▸ **WORK INSTRUCTIONS**: Return only those lines of the listing that hold the word "database".
□ □ □ □ □ □ □
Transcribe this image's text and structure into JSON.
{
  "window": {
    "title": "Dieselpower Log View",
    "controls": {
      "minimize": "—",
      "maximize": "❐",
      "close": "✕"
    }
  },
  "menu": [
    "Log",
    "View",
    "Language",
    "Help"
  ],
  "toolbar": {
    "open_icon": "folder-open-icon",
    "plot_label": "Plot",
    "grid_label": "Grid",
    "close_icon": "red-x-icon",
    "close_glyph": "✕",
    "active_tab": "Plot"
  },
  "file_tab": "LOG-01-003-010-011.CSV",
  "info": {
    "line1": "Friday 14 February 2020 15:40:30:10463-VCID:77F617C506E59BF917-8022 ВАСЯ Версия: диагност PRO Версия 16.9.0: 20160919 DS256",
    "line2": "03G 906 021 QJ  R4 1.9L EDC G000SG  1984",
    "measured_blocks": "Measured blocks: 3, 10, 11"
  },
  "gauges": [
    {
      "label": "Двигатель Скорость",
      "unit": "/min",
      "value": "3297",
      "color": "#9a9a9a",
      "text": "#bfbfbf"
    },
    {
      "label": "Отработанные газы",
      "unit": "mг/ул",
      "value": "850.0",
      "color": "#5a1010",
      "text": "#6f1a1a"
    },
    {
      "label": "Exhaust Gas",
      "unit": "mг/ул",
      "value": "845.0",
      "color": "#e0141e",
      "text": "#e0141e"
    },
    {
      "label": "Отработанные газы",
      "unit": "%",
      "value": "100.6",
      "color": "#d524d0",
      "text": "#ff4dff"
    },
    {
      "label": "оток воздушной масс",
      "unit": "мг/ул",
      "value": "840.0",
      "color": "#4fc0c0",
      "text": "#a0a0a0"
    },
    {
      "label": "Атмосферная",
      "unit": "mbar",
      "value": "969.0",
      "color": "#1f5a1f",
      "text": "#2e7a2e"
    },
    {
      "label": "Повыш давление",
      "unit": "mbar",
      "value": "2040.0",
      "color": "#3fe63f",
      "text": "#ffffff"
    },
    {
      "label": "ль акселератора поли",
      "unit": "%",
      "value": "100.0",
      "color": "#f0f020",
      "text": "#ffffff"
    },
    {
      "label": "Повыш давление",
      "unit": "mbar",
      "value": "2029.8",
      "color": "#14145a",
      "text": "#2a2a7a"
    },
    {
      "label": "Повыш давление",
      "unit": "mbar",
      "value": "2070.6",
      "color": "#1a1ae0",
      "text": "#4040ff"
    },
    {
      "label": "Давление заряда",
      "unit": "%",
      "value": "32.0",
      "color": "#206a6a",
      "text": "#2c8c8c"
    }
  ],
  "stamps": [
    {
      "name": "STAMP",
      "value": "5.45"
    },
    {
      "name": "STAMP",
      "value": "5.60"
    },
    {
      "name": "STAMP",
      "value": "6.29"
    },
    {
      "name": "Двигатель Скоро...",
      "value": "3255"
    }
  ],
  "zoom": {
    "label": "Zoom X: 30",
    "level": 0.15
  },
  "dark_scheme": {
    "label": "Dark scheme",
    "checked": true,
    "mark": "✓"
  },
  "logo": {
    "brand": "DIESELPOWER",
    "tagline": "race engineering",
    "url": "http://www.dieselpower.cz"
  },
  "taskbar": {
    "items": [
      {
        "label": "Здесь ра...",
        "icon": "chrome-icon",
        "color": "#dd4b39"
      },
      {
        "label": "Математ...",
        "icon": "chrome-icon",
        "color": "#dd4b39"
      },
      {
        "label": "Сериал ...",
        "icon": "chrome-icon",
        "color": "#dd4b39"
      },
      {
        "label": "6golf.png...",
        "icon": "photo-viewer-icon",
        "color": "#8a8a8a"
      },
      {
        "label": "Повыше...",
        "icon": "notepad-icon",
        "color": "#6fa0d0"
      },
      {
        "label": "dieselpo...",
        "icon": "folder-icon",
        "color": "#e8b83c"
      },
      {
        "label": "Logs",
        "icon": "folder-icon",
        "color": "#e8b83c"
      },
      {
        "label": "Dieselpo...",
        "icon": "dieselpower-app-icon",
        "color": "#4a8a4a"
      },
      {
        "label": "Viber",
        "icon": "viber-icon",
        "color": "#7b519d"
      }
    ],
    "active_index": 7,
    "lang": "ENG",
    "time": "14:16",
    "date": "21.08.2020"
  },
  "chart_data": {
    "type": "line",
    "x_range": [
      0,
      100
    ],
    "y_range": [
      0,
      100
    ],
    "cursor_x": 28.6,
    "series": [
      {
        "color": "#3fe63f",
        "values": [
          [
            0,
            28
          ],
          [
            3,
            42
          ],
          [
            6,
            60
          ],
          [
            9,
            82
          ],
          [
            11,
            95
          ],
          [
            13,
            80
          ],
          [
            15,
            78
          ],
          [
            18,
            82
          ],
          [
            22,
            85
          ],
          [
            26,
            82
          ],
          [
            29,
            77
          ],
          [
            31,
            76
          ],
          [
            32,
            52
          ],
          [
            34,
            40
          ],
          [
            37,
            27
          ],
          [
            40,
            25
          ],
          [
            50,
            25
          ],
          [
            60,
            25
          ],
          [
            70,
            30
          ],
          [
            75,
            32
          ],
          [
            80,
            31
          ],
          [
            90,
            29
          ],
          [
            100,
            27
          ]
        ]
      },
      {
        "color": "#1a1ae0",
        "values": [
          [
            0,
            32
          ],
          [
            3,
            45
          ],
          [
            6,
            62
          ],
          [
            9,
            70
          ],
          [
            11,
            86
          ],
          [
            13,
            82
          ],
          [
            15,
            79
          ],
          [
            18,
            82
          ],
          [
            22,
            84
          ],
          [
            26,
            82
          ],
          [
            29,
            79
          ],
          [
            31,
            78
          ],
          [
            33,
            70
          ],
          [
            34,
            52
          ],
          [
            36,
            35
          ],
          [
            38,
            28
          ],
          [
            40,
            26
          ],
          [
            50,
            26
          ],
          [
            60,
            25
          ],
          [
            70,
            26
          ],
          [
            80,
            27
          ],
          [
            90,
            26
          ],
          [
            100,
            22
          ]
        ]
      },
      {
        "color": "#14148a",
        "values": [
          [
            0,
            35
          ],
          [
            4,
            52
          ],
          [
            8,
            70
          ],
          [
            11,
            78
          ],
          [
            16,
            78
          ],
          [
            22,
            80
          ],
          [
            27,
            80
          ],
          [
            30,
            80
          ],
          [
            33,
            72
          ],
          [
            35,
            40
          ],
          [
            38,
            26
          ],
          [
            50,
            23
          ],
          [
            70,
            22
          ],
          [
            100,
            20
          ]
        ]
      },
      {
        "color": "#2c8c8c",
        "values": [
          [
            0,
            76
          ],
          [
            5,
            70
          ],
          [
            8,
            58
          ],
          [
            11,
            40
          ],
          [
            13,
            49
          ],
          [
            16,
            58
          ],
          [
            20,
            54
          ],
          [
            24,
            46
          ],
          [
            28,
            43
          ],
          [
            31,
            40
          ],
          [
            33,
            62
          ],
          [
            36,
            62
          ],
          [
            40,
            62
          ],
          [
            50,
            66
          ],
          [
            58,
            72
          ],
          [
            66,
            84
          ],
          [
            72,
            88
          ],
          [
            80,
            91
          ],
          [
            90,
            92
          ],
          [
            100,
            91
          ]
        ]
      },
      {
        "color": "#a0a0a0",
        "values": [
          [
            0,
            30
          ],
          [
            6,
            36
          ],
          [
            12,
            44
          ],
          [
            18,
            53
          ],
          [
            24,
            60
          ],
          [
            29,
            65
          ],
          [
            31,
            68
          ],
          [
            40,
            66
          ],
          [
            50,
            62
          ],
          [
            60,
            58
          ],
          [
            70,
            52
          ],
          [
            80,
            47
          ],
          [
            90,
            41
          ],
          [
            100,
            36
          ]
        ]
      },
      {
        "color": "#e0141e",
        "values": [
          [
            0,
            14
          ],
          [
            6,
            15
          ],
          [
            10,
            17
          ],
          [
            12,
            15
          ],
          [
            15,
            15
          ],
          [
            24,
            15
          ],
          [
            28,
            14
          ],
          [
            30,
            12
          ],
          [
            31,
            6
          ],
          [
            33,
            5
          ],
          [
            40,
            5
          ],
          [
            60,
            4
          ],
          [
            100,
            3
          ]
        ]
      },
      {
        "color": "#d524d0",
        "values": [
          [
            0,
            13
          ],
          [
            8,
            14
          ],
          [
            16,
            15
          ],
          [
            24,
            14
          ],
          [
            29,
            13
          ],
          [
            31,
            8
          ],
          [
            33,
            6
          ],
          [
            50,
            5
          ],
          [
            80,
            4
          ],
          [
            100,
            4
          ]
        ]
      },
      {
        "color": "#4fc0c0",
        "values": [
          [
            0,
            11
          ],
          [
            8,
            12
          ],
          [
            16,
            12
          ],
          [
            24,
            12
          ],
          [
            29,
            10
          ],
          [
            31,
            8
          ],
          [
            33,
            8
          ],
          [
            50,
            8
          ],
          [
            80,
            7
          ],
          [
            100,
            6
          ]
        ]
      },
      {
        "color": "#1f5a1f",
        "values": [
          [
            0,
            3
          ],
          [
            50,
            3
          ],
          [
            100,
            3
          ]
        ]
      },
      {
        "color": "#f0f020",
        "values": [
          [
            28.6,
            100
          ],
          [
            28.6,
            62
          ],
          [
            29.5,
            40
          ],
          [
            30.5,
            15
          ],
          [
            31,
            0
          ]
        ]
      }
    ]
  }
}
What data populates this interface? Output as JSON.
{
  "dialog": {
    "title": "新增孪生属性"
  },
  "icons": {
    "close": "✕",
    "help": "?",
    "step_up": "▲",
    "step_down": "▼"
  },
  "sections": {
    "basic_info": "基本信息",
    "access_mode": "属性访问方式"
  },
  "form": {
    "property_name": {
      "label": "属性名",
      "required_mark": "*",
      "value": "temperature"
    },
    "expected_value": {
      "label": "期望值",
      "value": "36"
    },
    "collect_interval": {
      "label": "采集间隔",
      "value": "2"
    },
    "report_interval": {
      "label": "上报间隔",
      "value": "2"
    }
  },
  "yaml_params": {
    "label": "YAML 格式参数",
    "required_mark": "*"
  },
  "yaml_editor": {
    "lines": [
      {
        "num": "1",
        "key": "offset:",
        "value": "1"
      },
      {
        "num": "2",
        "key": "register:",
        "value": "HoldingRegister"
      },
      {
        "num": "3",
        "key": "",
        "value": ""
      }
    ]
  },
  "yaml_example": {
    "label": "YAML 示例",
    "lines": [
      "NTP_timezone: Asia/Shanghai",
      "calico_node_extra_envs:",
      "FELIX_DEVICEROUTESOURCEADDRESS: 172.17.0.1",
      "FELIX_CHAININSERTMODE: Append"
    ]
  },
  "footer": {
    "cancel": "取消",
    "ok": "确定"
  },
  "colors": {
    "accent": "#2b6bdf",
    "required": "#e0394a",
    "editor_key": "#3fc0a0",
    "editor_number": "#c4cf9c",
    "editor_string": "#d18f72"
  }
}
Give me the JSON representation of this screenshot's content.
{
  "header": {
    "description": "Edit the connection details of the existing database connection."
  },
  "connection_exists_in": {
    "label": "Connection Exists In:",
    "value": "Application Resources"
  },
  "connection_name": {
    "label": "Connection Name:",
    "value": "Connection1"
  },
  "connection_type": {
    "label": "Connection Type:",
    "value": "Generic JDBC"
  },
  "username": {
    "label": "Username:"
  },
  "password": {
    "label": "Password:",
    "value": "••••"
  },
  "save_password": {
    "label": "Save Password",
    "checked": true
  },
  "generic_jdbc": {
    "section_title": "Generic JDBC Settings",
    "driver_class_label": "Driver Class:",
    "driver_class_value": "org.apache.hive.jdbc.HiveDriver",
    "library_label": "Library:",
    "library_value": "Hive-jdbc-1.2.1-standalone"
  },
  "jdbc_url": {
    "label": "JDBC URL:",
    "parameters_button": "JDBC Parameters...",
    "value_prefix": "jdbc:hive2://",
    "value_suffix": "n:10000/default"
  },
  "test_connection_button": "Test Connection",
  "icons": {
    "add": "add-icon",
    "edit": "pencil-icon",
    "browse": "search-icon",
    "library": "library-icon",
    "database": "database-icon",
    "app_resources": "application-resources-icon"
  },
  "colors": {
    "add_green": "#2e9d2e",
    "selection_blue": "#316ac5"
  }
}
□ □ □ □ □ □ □
▸ **SOLVED PROBLEM**:
    "description": "Edit the connection details of the existing database connection."
    "database": "database-icon",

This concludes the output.